▶ [Information shown]:
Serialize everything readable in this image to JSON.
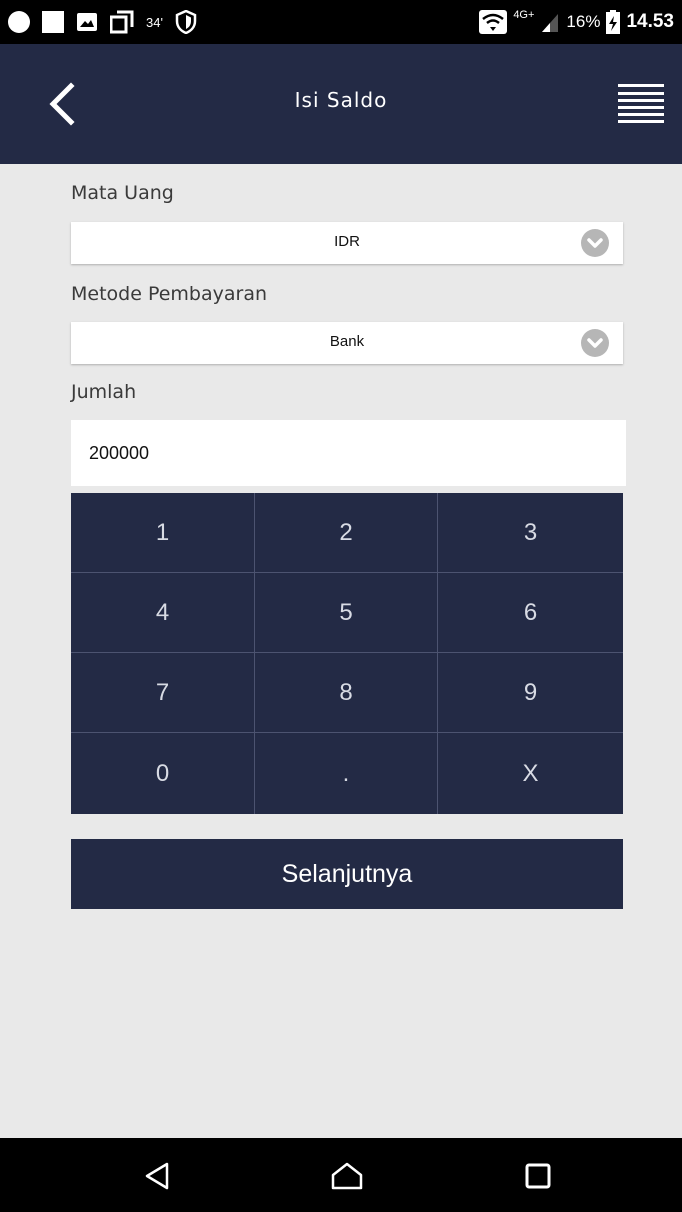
{
  "status_bar": {
    "temperature": "34'",
    "network": "4G+",
    "battery_percent": "16%",
    "time": "14.53",
    "icons": [
      "circle-icon",
      "square-icon",
      "image-icon",
      "window-icon",
      "shield-icon",
      "wifi-icon",
      "signal-icon",
      "battery-charging-icon"
    ]
  },
  "header": {
    "title": "Isi Saldo",
    "back_icon": "chevron-left-icon",
    "menu_icon": "menu-icon"
  },
  "form": {
    "currency_label": "Mata Uang",
    "currency_value": "IDR",
    "payment_method_label": "Metode Pembayaran",
    "payment_method_value": "Bank",
    "amount_label": "Jumlah",
    "amount_value": "200000"
  },
  "keypad": {
    "keys": [
      "1",
      "2",
      "3",
      "4",
      "5",
      "6",
      "7",
      "8",
      "9",
      "0",
      ".",
      "X"
    ]
  },
  "next_button": "Selanjutnya",
  "colors": {
    "primary": "#232a45",
    "background": "#e9e9e9",
    "dropdown_icon": "#b6b6b6"
  }
}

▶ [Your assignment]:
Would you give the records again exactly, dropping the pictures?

▶ [Answer box]:
Serialize everything readable in this image to JSON.
{
  "status_bar": {
    "temperature": "34'",
    "network": "4G+",
    "battery_percent": "16%",
    "time": "14.53",
    "icons": [
      "circle-icon",
      "square-icon",
      "image-icon",
      "window-icon",
      "shield-icon",
      "wifi-icon",
      "signal-icon",
      "battery-charging-icon"
    ]
  },
  "header": {
    "title": "Isi Saldo",
    "back_icon": "chevron-left-icon",
    "menu_icon": "menu-icon"
  },
  "form": {
    "currency_label": "Mata Uang",
    "currency_value": "IDR",
    "payment_method_label": "Metode Pembayaran",
    "payment_method_value": "Bank",
    "amount_label": "Jumlah",
    "amount_value": "200000"
  },
  "keypad": {
    "keys": [
      "1",
      "2",
      "3",
      "4",
      "5",
      "6",
      "7",
      "8",
      "9",
      "0",
      ".",
      "X"
    ]
  },
  "next_button": "Selanjutnya",
  "colors": {
    "primary": "#232a45",
    "background": "#e9e9e9",
    "dropdown_icon": "#b6b6b6"
  }
}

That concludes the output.